__Activity__
Every line holding "Server" should be copied from the records below.

__Data section__

<<<<

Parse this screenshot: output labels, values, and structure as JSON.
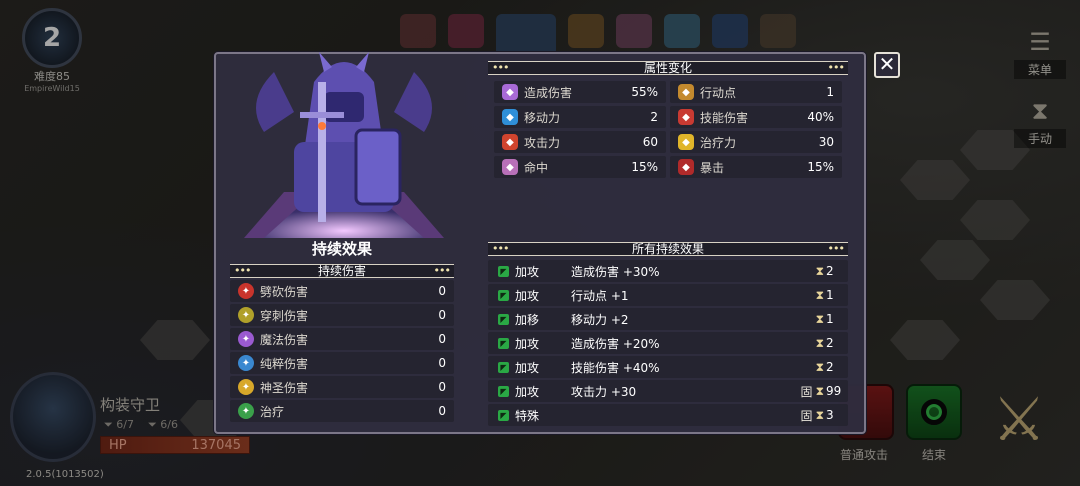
{
  "difficulty": {
    "number": "2",
    "label": "难度85",
    "username": "EmpireWild15"
  },
  "menu": {
    "menu_label": "菜单",
    "manual_label": "手动"
  },
  "unit": {
    "name": "构装守卫",
    "stat1": "6/7",
    "stat2": "6/6",
    "hp_label": "HP",
    "hp_value": "137045"
  },
  "version": "2.0.5(1013502)",
  "actions": {
    "normal_attack": "普通攻击",
    "end": "结束"
  },
  "modal": {
    "portrait_title": "持续效果",
    "attr_header": "属性变化",
    "attributes": [
      {
        "label": "造成伤害",
        "value": "55%",
        "color": "#a86ad6",
        "icon": "damage-icon"
      },
      {
        "label": "行动点",
        "value": "1",
        "color": "#c48a2e",
        "icon": "action-point-icon"
      },
      {
        "label": "移动力",
        "value": "2",
        "color": "#2f8fd8",
        "icon": "movement-icon"
      },
      {
        "label": "技能伤害",
        "value": "40%",
        "color": "#c83a32",
        "icon": "skill-damage-icon"
      },
      {
        "label": "攻击力",
        "value": "60",
        "color": "#d0442e",
        "icon": "attack-icon"
      },
      {
        "label": "治疗力",
        "value": "30",
        "color": "#e0b52a",
        "icon": "heal-power-icon"
      },
      {
        "label": "命中",
        "value": "15%",
        "color": "#b870b8",
        "icon": "hit-icon"
      },
      {
        "label": "暴击",
        "value": "15%",
        "color": "#b02a2a",
        "icon": "crit-icon"
      }
    ],
    "dot_header": "持续伤害",
    "dots": [
      {
        "label": "劈砍伤害",
        "value": "0",
        "color": "#c8342c",
        "icon": "slash-icon"
      },
      {
        "label": "穿刺伤害",
        "value": "0",
        "color": "#b0a02a",
        "icon": "pierce-icon"
      },
      {
        "label": "魔法伤害",
        "value": "0",
        "color": "#9a5ad0",
        "icon": "magic-icon"
      },
      {
        "label": "纯粹伤害",
        "value": "0",
        "color": "#3a88d0",
        "icon": "pure-icon"
      },
      {
        "label": "神圣伤害",
        "value": "0",
        "color": "#d8a82a",
        "icon": "holy-icon"
      },
      {
        "label": "治疗",
        "value": "0",
        "color": "#3aa04a",
        "icon": "heal-icon"
      }
    ],
    "effects_header": "所有持续效果",
    "effects": [
      {
        "type": "加攻",
        "desc": "造成伤害 +30%",
        "lock": "",
        "turns": "2"
      },
      {
        "type": "加攻",
        "desc": "行动点 +1",
        "lock": "",
        "turns": "1"
      },
      {
        "type": "加移",
        "desc": "移动力 +2",
        "lock": "",
        "turns": "1"
      },
      {
        "type": "加攻",
        "desc": "造成伤害 +20%",
        "lock": "",
        "turns": "2"
      },
      {
        "type": "加攻",
        "desc": "技能伤害 +40%",
        "lock": "",
        "turns": "2"
      },
      {
        "type": "加攻",
        "desc": "攻击力 +30",
        "lock": "固",
        "turns": "99"
      },
      {
        "type": "特殊",
        "desc": "",
        "lock": "固",
        "turns": "3"
      }
    ]
  }
}
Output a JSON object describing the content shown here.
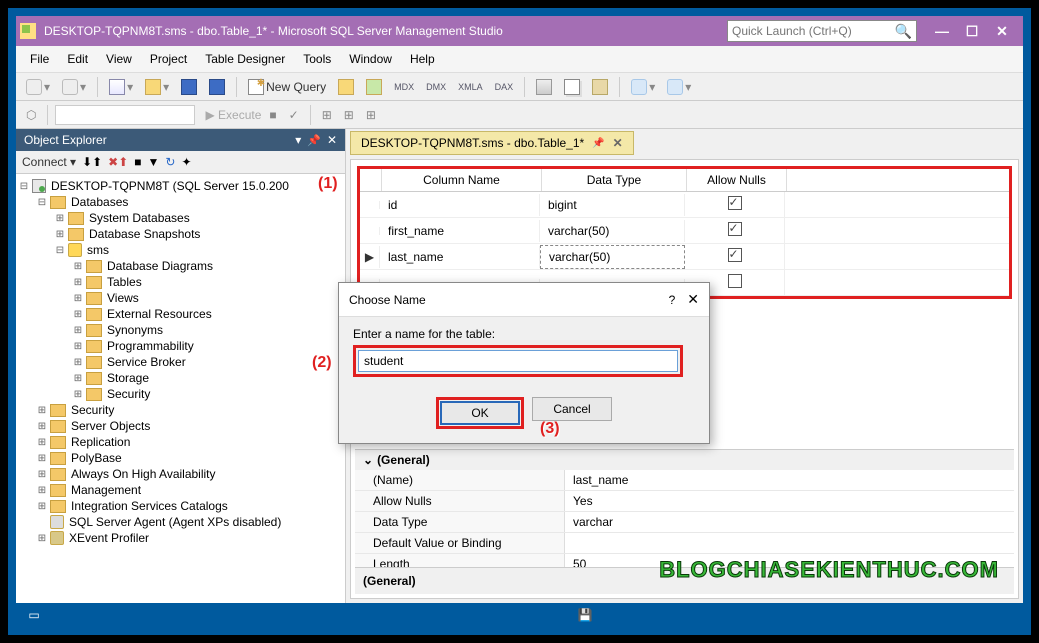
{
  "title": "DESKTOP-TQPNM8T.sms - dbo.Table_1* - Microsoft SQL Server Management Studio",
  "quick_launch": {
    "placeholder": "Quick Launch (Ctrl+Q)"
  },
  "menu": [
    "File",
    "Edit",
    "View",
    "Project",
    "Table Designer",
    "Tools",
    "Window",
    "Help"
  ],
  "toolbar": {
    "new_query": "New Query",
    "execute": "Execute"
  },
  "object_explorer": {
    "title": "Object Explorer",
    "connect": "Connect",
    "server": "DESKTOP-TQPNM8T (SQL Server 15.0.200",
    "nodes": {
      "databases": "Databases",
      "sys_db": "System Databases",
      "snapshots": "Database Snapshots",
      "sms": "sms",
      "diagrams": "Database Diagrams",
      "tables": "Tables",
      "views": "Views",
      "ext_res": "External Resources",
      "synonyms": "Synonyms",
      "programmability": "Programmability",
      "service_broker": "Service Broker",
      "storage": "Storage",
      "security": "Security",
      "srv_security": "Security",
      "server_objects": "Server Objects",
      "replication": "Replication",
      "polybase": "PolyBase",
      "always_on": "Always On High Availability",
      "management": "Management",
      "isc": "Integration Services Catalogs",
      "agent": "SQL Server Agent (Agent XPs disabled)",
      "xevent": "XEvent Profiler"
    }
  },
  "tab": {
    "label": "DESKTOP-TQPNM8T.sms - dbo.Table_1*"
  },
  "grid": {
    "headers": {
      "name": "Column Name",
      "type": "Data Type",
      "null": "Allow Nulls"
    },
    "rows": [
      {
        "name": "id",
        "type": "bigint",
        "null": true,
        "editing": false,
        "indicator": ""
      },
      {
        "name": "first_name",
        "type": "varchar(50)",
        "null": true,
        "editing": false,
        "indicator": ""
      },
      {
        "name": "last_name",
        "type": "varchar(50)",
        "null": true,
        "editing": true,
        "indicator": "▶"
      }
    ]
  },
  "props": {
    "section": "(General)",
    "rows": [
      {
        "k": "(Name)",
        "v": "last_name"
      },
      {
        "k": "Allow Nulls",
        "v": "Yes"
      },
      {
        "k": "Data Type",
        "v": "varchar"
      },
      {
        "k": "Default Value or Binding",
        "v": ""
      },
      {
        "k": "Length",
        "v": "50"
      }
    ],
    "footer": "(General)"
  },
  "dialog": {
    "title": "Choose Name",
    "label": "Enter a name for the table:",
    "value": "student",
    "ok": "OK",
    "cancel": "Cancel"
  },
  "annotations": {
    "a1": "(1)",
    "a2": "(2)",
    "a3": "(3)"
  },
  "watermark": "BLOGCHIASEKIENTHUC.COM"
}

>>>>

__Response to this exercise__
  "title": "DESKTOP-TQPNM8T.sms - dbo.Table_1* - Microsoft SQL Server Management Studio",
    "server": "DESKTOP-TQPNM8T (SQL Server 15.0.200",
      "server_objects": "Server Objects",
      "agent": "SQL Server Agent (Agent XPs disabled)",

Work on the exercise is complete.